Despite thin being equivalent to fit in popular culture, an ideal body type is a misnomer
According to National Eating Disorders Association, the International No Diet Day on May 6 encourages the rejection of diet culture. This movement, started by Mary Evans Jones in 1992, celebrates the importance of body acceptance, diversity, and respect for all body shapes and sizes.
The day is dedicated to promoting a healthy lifestyle with a focus on health at any size. It aims to educate people about the right way to diet and not feeling guilty about indulging once in a while; create an acceptance of how your body looks and its uniqueness; and to end weight discrimination.
Nutritionist, sports consultant, psychologist Shwetha Bhatia, who is among the few dieticians recognised by the Indian Dietetic Association, Mumbai, shares her thoughts on the day’s importance that may make you rethink your approach to dieting culture.
“We must respect people of all sizes and their unique battles with body shaming and weight loss. However positive body image in no way should be an excuse for quitting and remaining unhealthy. As humans we do have a psychological association with food. This can reach unhealthy proportions in the form of emotional eating,” Bhatia says.
She emphasises, “Shooting for unrealistic body types is harmful. The focus should be on health and fitness rather than a certain size or number on the scale. Shape is largely determined by your genes. So is the tendency to store fat and build muscle in certain areas. Even when you begin to lose fat, it leaves areas that were never meant to store it first,” she says.
With major celebs in her list of clients, Bhatia, 43, is a well-known name in the fitness and nutrition field. She says: “A fit body always looks good. Aesthetics is the by-product when you have more muscle and less fat. Spot reduction does not work. When you exercise, it is working the muscle rather than burning the fat sitting above it. Fat burning is targeted trough the diet. A diet is a combination of nutrients your body needs on a daily basis to survive, repair and adapt. Being on a diet therefore means doing the right things most of the time in line with your heath and fitness goals. Going off the diet then means letting go once in a while in a way that it does not throw you off the wagon.”
Finally, she advises: “Stop obsessing over calories and consumed and burnt: Exercise is for improving fitness, not trying to cancel out cheat meals. Calorie burning is the bonus and not the goal of the exercise program. The caloric value of foods is measured in a controlled environment in a lab. But in your body, your hormones and enzymes decide how these calories are released and used.

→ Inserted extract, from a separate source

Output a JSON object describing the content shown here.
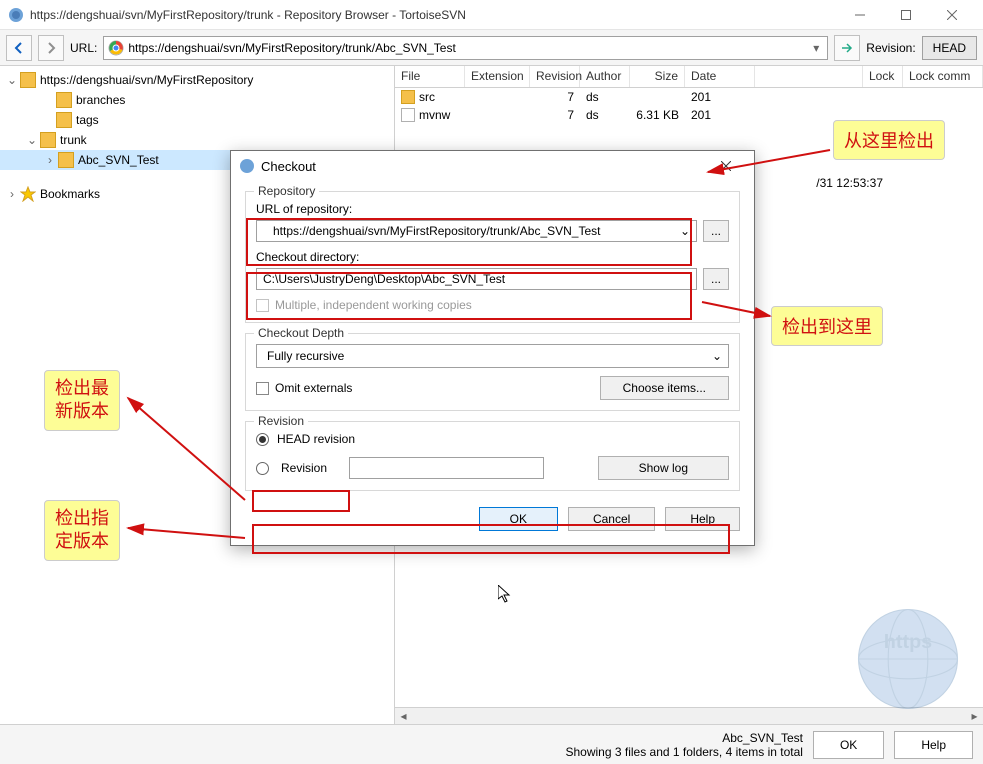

All calories are not equal. Foods with similar calories take different pathways once digested and their fate depends on our hormones. Calorie counting without paying attention to quality and quantity of nutrients does not make sense, even within a calorie deficit plan. You may lose weight but healthy weight loss means less fat mass while gaining or maintaining muscle.”